Save money and minimize food waste using this simple kitchen organization hack
11/11/2019 / By Zoey Sky / Comments
Bypass censorship by sharing this link:
Save money and minimize food waste using this simple kitchen organization hack

Food waste is a serious problem that harms not just the environment, but also your budget. To help your family live a greener lifestyle (and reduce food expenses), try this organization tip to minimize food waste.

Emma Loewe, Mind Body Green’s sustainability editor, talked to Ben Simon, the co-founder of Imperfect Foods, a company that sources and redistributes imperfect produce, about easy ways to reduce food waste.

What is an “eat this first” shelf?

According to Simon, he avoids waste in his kitchen by having an “eat this first” shelf, which contains items that are nearing their expiration date, but are still safe to eat.

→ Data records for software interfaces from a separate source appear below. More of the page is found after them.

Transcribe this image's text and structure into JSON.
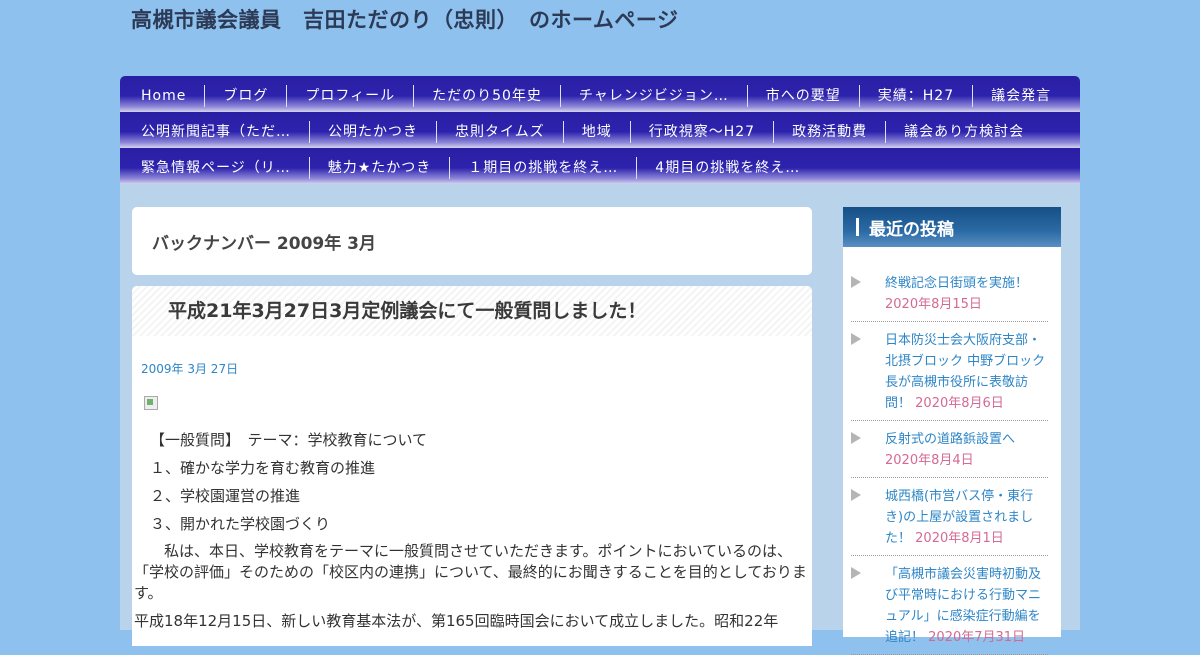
{
  "site": {
    "title": "高槻市議会議員　吉田ただのり（忠則）　のホームページ"
  },
  "nav": {
    "rows": [
      [
        "Home",
        "ブログ",
        "プロフィール",
        "ただのり50年史",
        "チャレンジビジョン…",
        "市への要望",
        "実績：H27",
        "議会発言"
      ],
      [
        "公明新聞記事（ただ…",
        "公明たかつき",
        "忠則タイムズ",
        "地域",
        "行政視察～H27",
        "政務活動費",
        "議会あり方検討会"
      ],
      [
        "緊急情報ページ（リ…",
        "魅力★たかつき",
        "１期目の挑戦を終え…",
        "4期目の挑戦を終え…"
      ]
    ]
  },
  "archive": {
    "title": "バックナンバー 2009年 3月"
  },
  "post": {
    "title": "平成21年3月27日3月定例議会にて一般質問しました！",
    "date": "2009年 3月 27日",
    "lines": [
      "【一般質問】　テーマ：学校教育について",
      "１、確かな学力を育む教育の推進",
      "２、学校園運営の推進",
      "３、開かれた学校園づくり"
    ],
    "paragraph": "　　私は、本日、学校教育をテーマに一般質問させていただきます。ポイントにおいているのは、「学校の評価」そのための「校区内の連携」について、最終的にお聞きすることを目的としております。",
    "paragraph2": "平成18年12月15日、新しい教育基本法が、第165回臨時国会において成立しました。昭和22年"
  },
  "sidebar": {
    "heading": "最近の投稿",
    "items": [
      {
        "title": "終戦記念日街頭を実施！",
        "date": "2020年8月15日"
      },
      {
        "title": "日本防災士会大阪府支部・北摂ブロック 中野ブロック長が高槻市役所に表敬訪問！",
        "date": "2020年8月6日"
      },
      {
        "title": "反射式の道路鋲設置へ",
        "date": "2020年8月4日"
      },
      {
        "title": "城西橋(市営バス停・東行き)の上屋が設置されました！",
        "date": "2020年8月1日"
      },
      {
        "title": "「高槻市議会災害時初動及び平常時における行動マニュアル」に感染症行動編を追記！",
        "date": "2020年7月31日"
      }
    ]
  }
}
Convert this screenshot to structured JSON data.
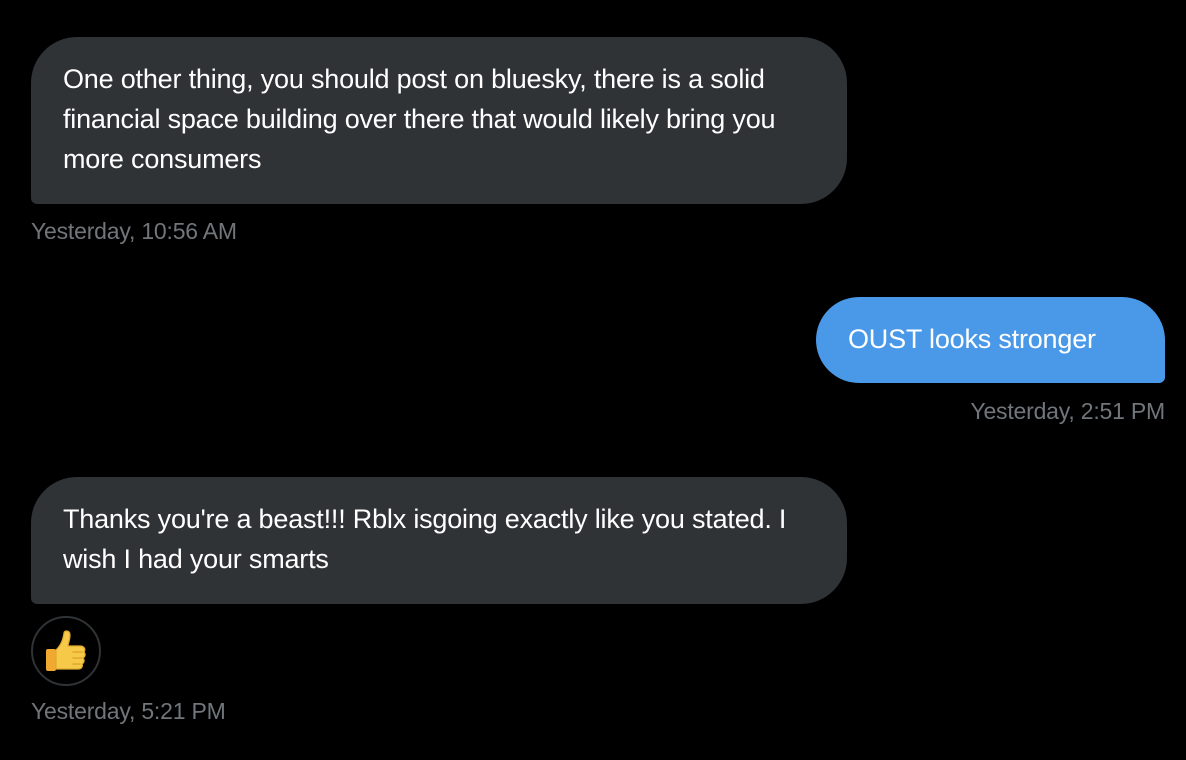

He explained that instead of throwing away food, you can leave items on this shelf so that the next time you need ingredients, you’ll first use up food from this part of your fridge.

Loewe then consulted Angel Veza, a food waste expert and director of hospitality advisory for First Principle Group, to learn more about the best way to set up an “eat this first” shelf.

Veza has experience designing food waste reduction strategies for restaurants and major companies (e.g., Google) and she supports the green practice of the “eat this first” shelf, a technique that’s very similar to the “first in, first out” rule often observed in professional kitchens.

According to Veza, the shelf helps you determine which items went in first and which products need to be used immediately. When you buy new products, you should place them at the top of your fridge as you move the older food down.

Doing this ensures that food reaches the bottom shelf, or your “eat this first” shelf. The best thing is, this bottom shelf is the best place for older food since it is usually the coldest spot in most refrigerators, ensuring that food stays fresh for as long as possible.

If you or certain family members are forgetful, you can remind yourself by putting up a sign for your “eat this first” shelf. The next time you’re whipping up something in your kitchen, you know which shelf to check first for ingredients whenever you open your fridge. (Related: Food waste being recycled to become consumer products.)

Tips for using up everything in your “eat this first” shelf

Arrange food items on this bottom shelf strategically to maintain shelf life. Always separate fruits and veggies since gases from fruits will make other produce deteriorate quicker.

To make vegetables like asparagus and various herbs last longer, chop off the stems and store them upright in a jar filled with water, just like a bouquet of flowers.

If you’re not sure what to do with the other foods in your “eat this first” shelf, try some of the suggestions below.

  • Eat broccoli stalks, which are just as nutritious as broccoli florets.
  • Use leftover herbs and vegetables to make creamy veggie soup.
  • Add mushy (but still edible) fruit to chia jam.
  • Cook with beet tops, celery leaves, kale stems, and parsley stems.
  • Add herbs to make a nutrient-rich detoxifying soup.
  • Freeze avocados and strawberries to make smoothies.
  • Make healthy chips from leftover beet greens.
  • When cooking with items that don’t have “inedible” waste, like chicken bones, onion skins, or winter squash guts and peels, make some stock.

Other ways to reduce food waste include buying “ugly” produce, meal planning, and eating leftovers. Anything you don’t end up using before it goes bad can be added to a compost pile that will help enrich the soil in your garden.

When buying groceries, only purchase what you need and place older food items in your “eat this first” shelf to reduce food waste and save money on groceries.

Sources include:

Get Our Free Email Newsletter
Get independent news alerts on natural cures, food lab tests, cannabis medicine, science, robotics, drones, privacy and more.
Your privacy is protected. Subscription confirmation required.

Get the world's best independent media newsletter delivered straight to your inbox.

By continuing to browse our site you agree to our use of cookies and our Privacy Policy.